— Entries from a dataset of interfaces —
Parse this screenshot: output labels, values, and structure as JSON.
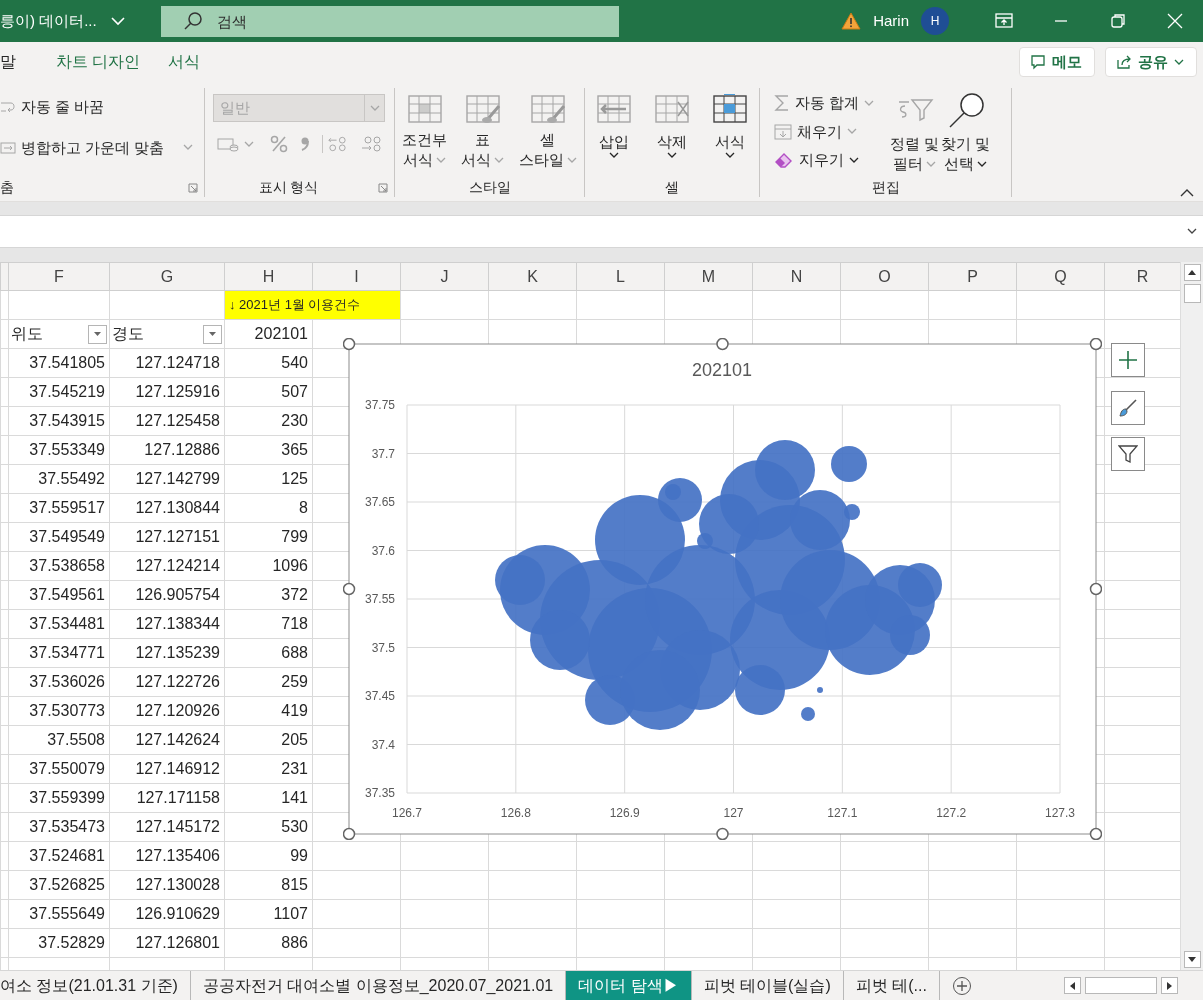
{
  "title_bar": {
    "document_title": "릉이) 데이터...",
    "search": {
      "placeholder": "검색"
    },
    "user_name": "Harin",
    "avatar_initial": "H"
  },
  "menu_tabs": [
    {
      "label": "말",
      "contextual": false
    },
    {
      "label": "차트 디자인",
      "contextual": true
    },
    {
      "label": "서식",
      "contextual": true
    }
  ],
  "header_buttons": [
    {
      "label": "메모"
    },
    {
      "label": "공유"
    }
  ],
  "ribbon": {
    "alignment": {
      "label": "춤",
      "items": [
        {
          "label": "자동 줄 바꿈",
          "disabled": true
        },
        {
          "label": "병합하고 가운데 맞춤",
          "disabled": true
        }
      ]
    },
    "number": {
      "label": "표시 형식",
      "format_value": "일반",
      "disabled": true
    },
    "styles": {
      "label": "스타일",
      "items": [
        {
          "lines": [
            "조건부",
            "서식"
          ],
          "disabled": true
        },
        {
          "lines": [
            "표",
            "서식"
          ],
          "disabled": true
        },
        {
          "lines": [
            "셀",
            "스타일"
          ],
          "disabled": true
        }
      ]
    },
    "cells": {
      "label": "셀",
      "items": [
        {
          "label": "삽입",
          "disabled": false
        },
        {
          "label": "삭제",
          "disabled": false
        },
        {
          "label": "서식",
          "disabled": false
        }
      ]
    },
    "editing": {
      "label": "편집",
      "small_items": [
        {
          "label": "자동 합계",
          "disabled": true
        },
        {
          "label": "채우기",
          "disabled": true
        },
        {
          "label": "지우기",
          "disabled": false
        }
      ],
      "large_items": [
        {
          "lines": [
            "정렬 및",
            "필터"
          ],
          "disabled": true
        },
        {
          "lines": [
            "찾기 및",
            "선택"
          ],
          "disabled": false
        }
      ]
    }
  },
  "column_headers": [
    "F",
    "G",
    "H",
    "I",
    "J",
    "K",
    "L",
    "M",
    "N",
    "O",
    "P",
    "Q",
    "R"
  ],
  "note": "↓ 2021년 1월 이용건수",
  "table": {
    "columns": [
      "위도",
      "경도",
      "202101"
    ],
    "rows": [
      [
        "37.541805",
        "127.124718",
        "540"
      ],
      [
        "37.545219",
        "127.125916",
        "507"
      ],
      [
        "37.543915",
        "127.125458",
        "230"
      ],
      [
        "37.553349",
        "127.12886",
        "365"
      ],
      [
        "37.55492",
        "127.142799",
        "125"
      ],
      [
        "37.559517",
        "127.130844",
        "8"
      ],
      [
        "37.549549",
        "127.127151",
        "799"
      ],
      [
        "37.538658",
        "127.124214",
        "1096"
      ],
      [
        "37.549561",
        "126.905754",
        "372"
      ],
      [
        "37.534481",
        "127.138344",
        "718"
      ],
      [
        "37.534771",
        "127.135239",
        "688"
      ],
      [
        "37.536026",
        "127.122726",
        "259"
      ],
      [
        "37.530773",
        "127.120926",
        "419"
      ],
      [
        "37.5508",
        "127.142624",
        "205"
      ],
      [
        "37.550079",
        "127.146912",
        "231"
      ],
      [
        "37.559399",
        "127.171158",
        "141"
      ],
      [
        "37.535473",
        "127.145172",
        "530"
      ],
      [
        "37.524681",
        "127.135406",
        "99"
      ],
      [
        "37.526825",
        "127.130028",
        "815"
      ],
      [
        "37.555649",
        "126.910629",
        "1107"
      ],
      [
        "37.52829",
        "127.126801",
        "886"
      ]
    ]
  },
  "chart": {
    "title": "202101",
    "xticks": [
      "126.7",
      "126.8",
      "126.9",
      "127",
      "127.1",
      "127.2",
      "127.3"
    ],
    "yticks": [
      "37.75",
      "37.7",
      "37.65",
      "37.6",
      "37.55",
      "37.5",
      "37.45",
      "37.4",
      "37.35"
    ]
  },
  "sheet_tabs": [
    {
      "label": "여소 정보(21.01.31 기준)",
      "selected": false
    },
    {
      "label": "공공자전거 대여소별 이용정보_2020.07_2021.01",
      "selected": false
    },
    {
      "label": "데이터 탐색▶",
      "selected": true
    },
    {
      "label": "피벗 테이블(실습)",
      "selected": false
    },
    {
      "label": "피벗 테(...",
      "selected": false
    }
  ]
}
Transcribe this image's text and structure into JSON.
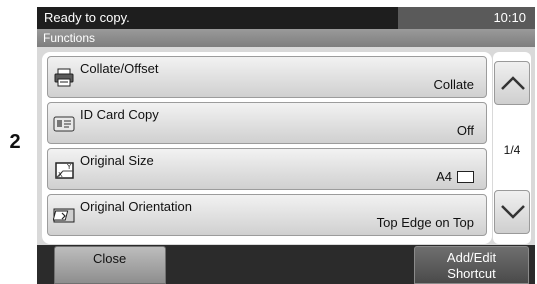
{
  "callout_number": "2",
  "status": {
    "message": "Ready to copy.",
    "time": "10:10"
  },
  "panel": {
    "title": "Functions"
  },
  "functions": [
    {
      "label": "Collate/Offset",
      "value": "Collate",
      "icon": "collate-icon"
    },
    {
      "label": "ID Card Copy",
      "value": "Off",
      "icon": "id-card-icon"
    },
    {
      "label": "Original Size",
      "value": "A4",
      "icon": "original-size-icon",
      "value_icon": "paper-landscape-icon"
    },
    {
      "label": "Original Orientation",
      "value": "Top Edge on Top",
      "icon": "orientation-icon"
    }
  ],
  "pagination": {
    "indicator": "1/4",
    "up_icon": "chevron-up-icon",
    "down_icon": "chevron-down-icon"
  },
  "footer": {
    "close_label": "Close",
    "shortcut_line1": "Add/Edit",
    "shortcut_line2": "Shortcut"
  }
}
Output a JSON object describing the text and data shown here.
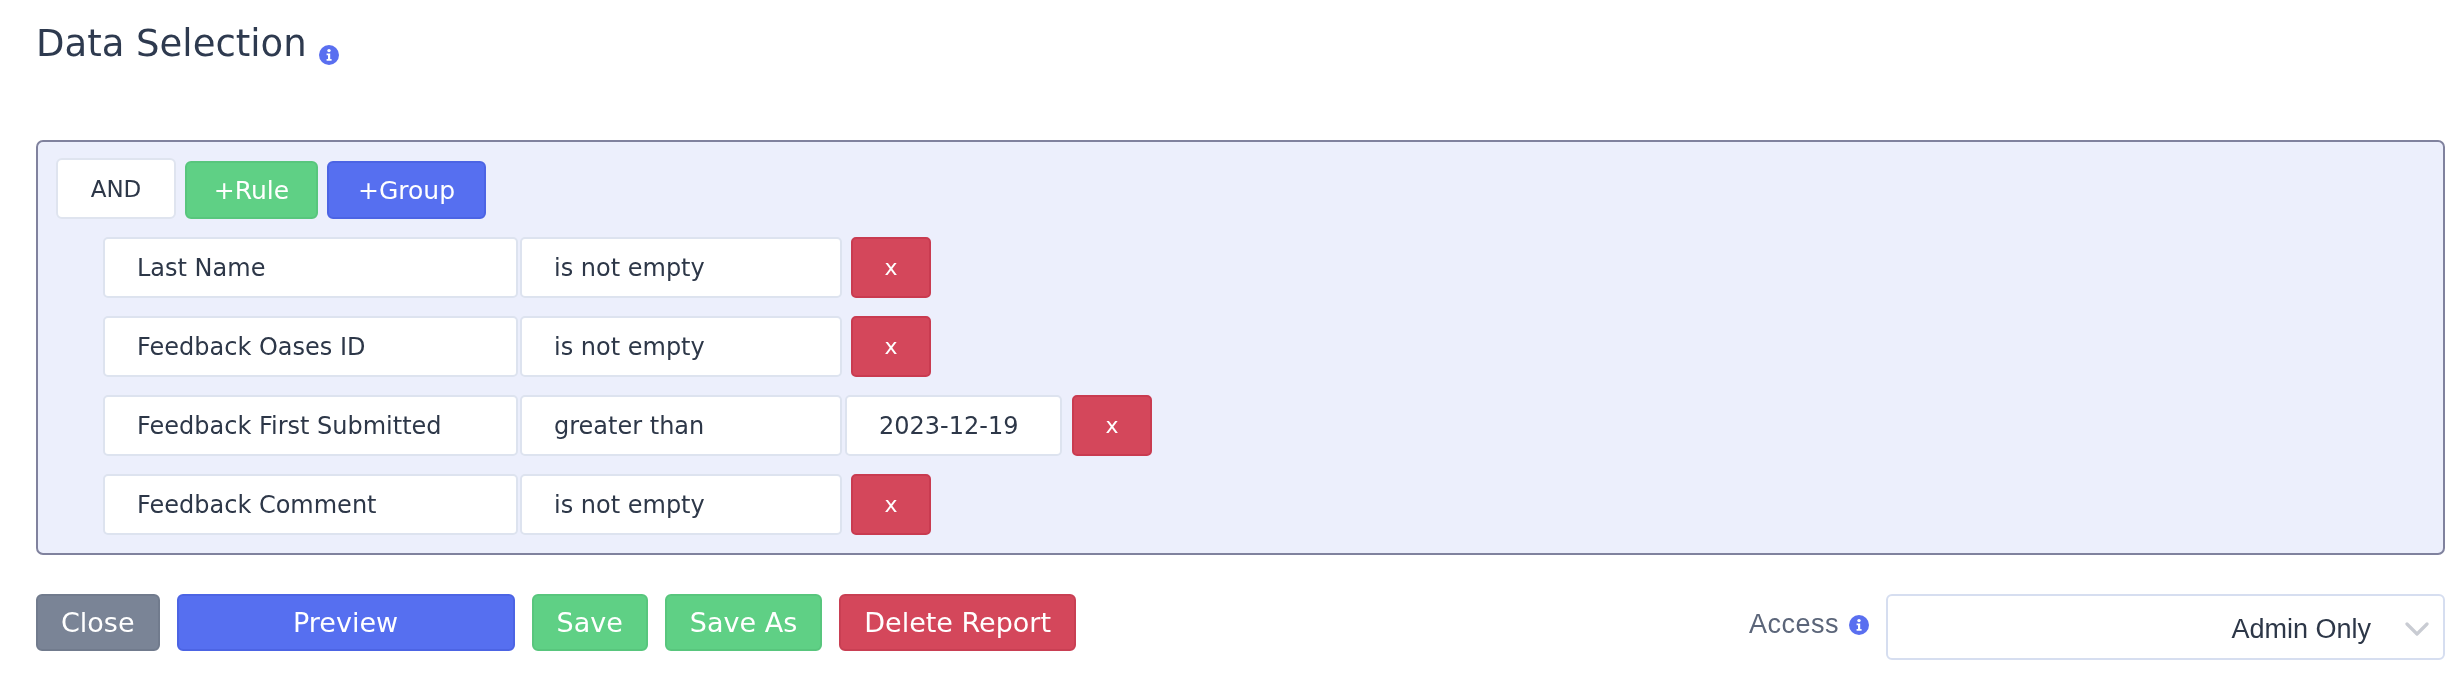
{
  "title": "Data Selection",
  "query": {
    "conjunction": "AND",
    "add_rule": "+Rule",
    "add_group": "+Group",
    "rules": [
      {
        "field": "Last Name",
        "operator": "is not empty",
        "remove": "x"
      },
      {
        "field": "Feedback Oases ID",
        "operator": "is not empty",
        "remove": "x"
      },
      {
        "field": "Feedback First Submitted",
        "operator": "greater than",
        "value": "2023-12-19",
        "remove": "x"
      },
      {
        "field": "Feedback Comment",
        "operator": "is not empty",
        "remove": "x"
      }
    ]
  },
  "actions": [
    {
      "label": "Close",
      "kind": "secondary"
    },
    {
      "label": "Preview",
      "kind": "primary"
    },
    {
      "label": "Save",
      "kind": "success"
    },
    {
      "label": "Save As",
      "kind": "success"
    },
    {
      "label": "Delete Report",
      "kind": "danger"
    }
  ],
  "access": {
    "label": "Access",
    "value": "Admin Only"
  }
}
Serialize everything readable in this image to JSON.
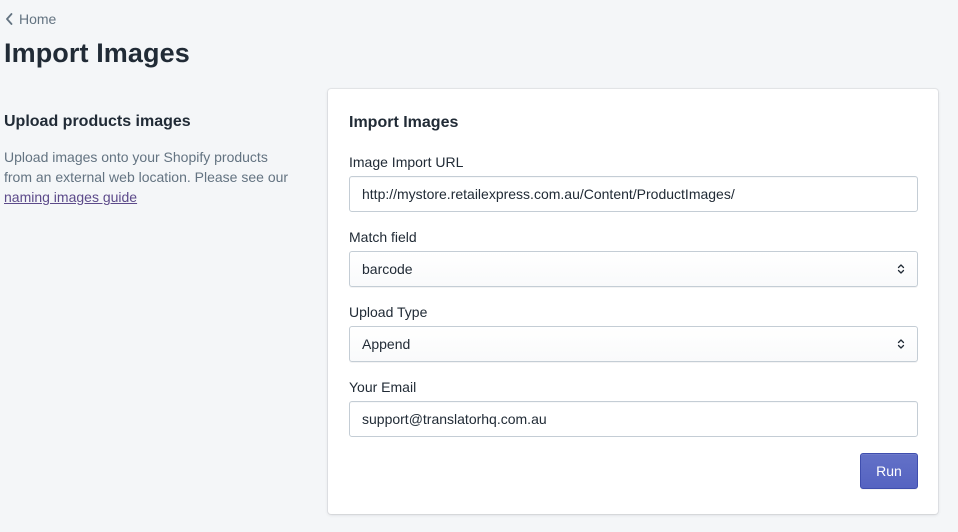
{
  "breadcrumb": {
    "label": "Home",
    "icon": "chevron-left-icon"
  },
  "page": {
    "title": "Import Images"
  },
  "annotation": {
    "heading": "Upload products images",
    "description": "Upload images onto your Shopify products from an external web location. Please see our",
    "link_label": "naming images guide"
  },
  "card": {
    "title": "Import Images",
    "fields": {
      "image_url": {
        "label": "Image Import URL",
        "value": "http://mystore.retailexpress.com.au/Content/ProductImages/"
      },
      "match_field": {
        "label": "Match field",
        "value": "barcode"
      },
      "upload_type": {
        "label": "Upload Type",
        "value": "Append"
      },
      "email": {
        "label": "Your Email",
        "value": "support@translatorhq.com.au"
      }
    },
    "run_label": "Run"
  },
  "colors": {
    "background": "#f4f6f8",
    "primary": "#5c6ac4",
    "link": "#5c4a8a",
    "subdued_text": "#637381"
  }
}
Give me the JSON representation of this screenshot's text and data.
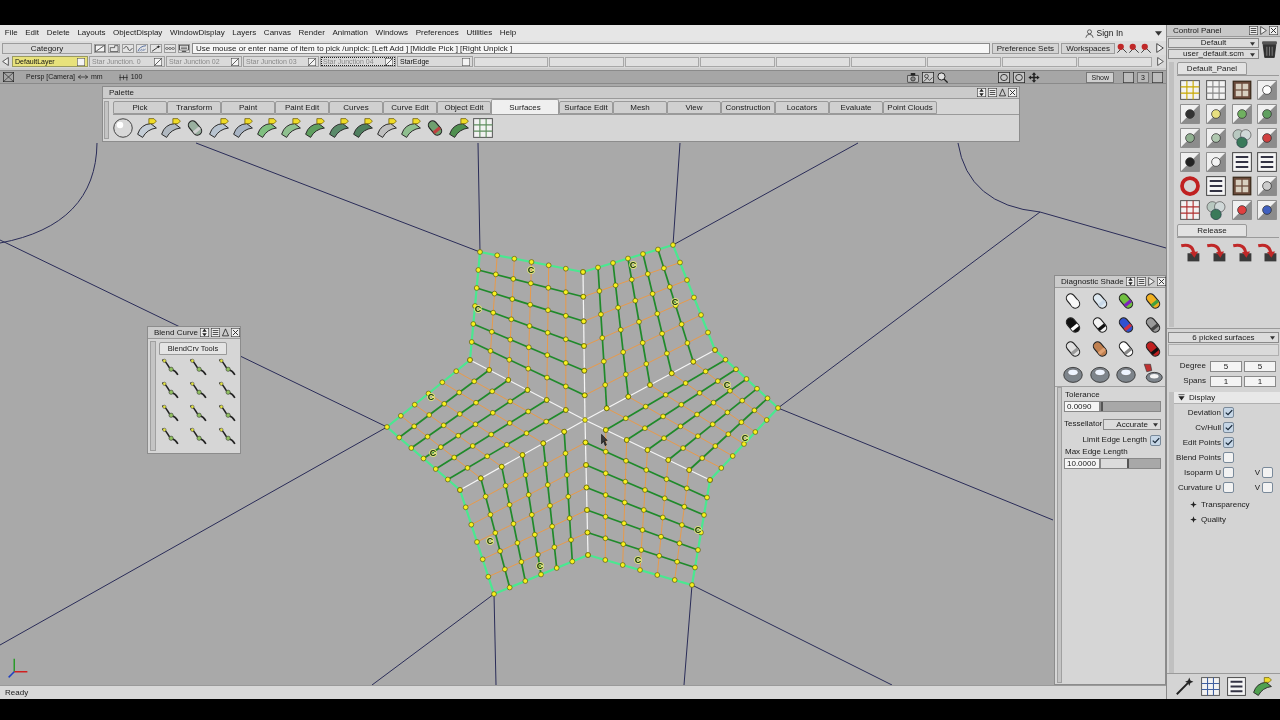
{
  "menu_bar": {
    "items": [
      "File",
      "Edit",
      "Delete",
      "Layouts",
      "ObjectDisplay",
      "WindowDisplay",
      "Layers",
      "Canvas",
      "Render",
      "Animation",
      "Windows",
      "Preferences",
      "Utilities",
      "Help"
    ],
    "sign_in": "Sign In"
  },
  "toolbar": {
    "category": "Category",
    "prompt": "Use mouse or enter name of item to pick /unpick: [Left Add ] [Middle Pick ] [Right Unpick ]",
    "buttons": [
      "Preference Sets",
      "Workspaces"
    ]
  },
  "layers": [
    {
      "label": "DefaultLayer",
      "selected": true,
      "visible": true,
      "focused": false
    },
    {
      "label": "Star Junction. 0",
      "selected": false,
      "visible": false,
      "focused": false
    },
    {
      "label": "Star Junction 02",
      "selected": false,
      "visible": false,
      "focused": false
    },
    {
      "label": "Star Junction 03",
      "selected": false,
      "visible": false,
      "focused": false
    },
    {
      "label": "Star Junction 04",
      "selected": false,
      "visible": false,
      "focused": true
    },
    {
      "label": "StarEdge",
      "selected": false,
      "visible": true,
      "focused": false
    }
  ],
  "viewport": {
    "camera": "Persp [Camera]",
    "units": "mm",
    "scale": "100",
    "show_button": "Show",
    "layout_button": "3",
    "curve_labels": [
      "C",
      "C",
      "C",
      "C",
      "C",
      "C",
      "C",
      "C",
      "C",
      "C",
      "C",
      "C"
    ]
  },
  "palette": {
    "title": "Palette",
    "tabs": [
      {
        "label": "Pick",
        "selected": false
      },
      {
        "label": "Transform",
        "selected": false
      },
      {
        "label": "Paint",
        "selected": false
      },
      {
        "label": "Paint Edit",
        "selected": false
      },
      {
        "label": "Curves",
        "selected": false
      },
      {
        "label": "Curve Edit",
        "selected": false
      },
      {
        "label": "Object Edit",
        "selected": false
      },
      {
        "label": "Surfaces",
        "selected": true
      },
      {
        "label": "Surface Edit",
        "selected": false
      },
      {
        "label": "Mesh",
        "selected": false
      },
      {
        "label": "View",
        "selected": false
      },
      {
        "label": "Construction",
        "selected": false
      },
      {
        "label": "Locators",
        "selected": false
      },
      {
        "label": "Evaluate",
        "selected": false
      },
      {
        "label": "Point Clouds",
        "selected": false
      }
    ]
  },
  "blend_curve": {
    "title": "Blend Curve",
    "tab": "BlendCrv Tools"
  },
  "diagnostic_shade": {
    "title": "Diagnostic Shade",
    "tolerance": {
      "label": "Tolerance",
      "value": "0.0090",
      "level": 0.03
    },
    "tessellator": {
      "label": "Tessellator",
      "value": "Accurate"
    },
    "limit_edge_length": {
      "label": "Limit Edge Length",
      "checked": true
    },
    "max_edge_length": {
      "label": "Max Edge Length",
      "value": "10.0000",
      "level": 0.48
    }
  },
  "control_panel": {
    "title": "Control Panel",
    "preset": "Default",
    "file": "user_default.scm",
    "shelves": [
      "Default_Panel",
      "Release"
    ],
    "selection": "6 picked surfaces",
    "degree": {
      "label": "Degree",
      "u": "5",
      "v": "5"
    },
    "spans": {
      "label": "Spans",
      "u": "1",
      "v": "1"
    },
    "sections": [
      {
        "label": "Display",
        "expanded": true,
        "options": [
          {
            "label": "Deviation",
            "checked": true
          },
          {
            "label": "Cv/Hull",
            "checked": true
          },
          {
            "label": "Edit Points",
            "checked": true
          },
          {
            "label": "Blend Points",
            "checked": false
          },
          {
            "label": "Isoparm U",
            "checked": false,
            "v_label": "V",
            "v_checked": false
          },
          {
            "label": "Curvature U",
            "checked": false,
            "v_label": "V",
            "v_checked": false
          }
        ]
      },
      {
        "label": "Transparency",
        "expanded": false
      },
      {
        "label": "Quality",
        "expanded": false
      }
    ]
  },
  "status_bar": {
    "text": "Ready"
  }
}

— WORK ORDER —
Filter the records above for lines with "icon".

— WRITTEN RESPONSE —
      "icon": "collate-icon"
      "icon": "id-card-icon"
      "icon": "original-size-icon",
      "value_icon": "paper-landscape-icon"
      "icon": "orientation-icon"
    "up_icon": "chevron-up-icon",
    "down_icon": "chevron-down-icon"
    "icon": "chevron-left-icon"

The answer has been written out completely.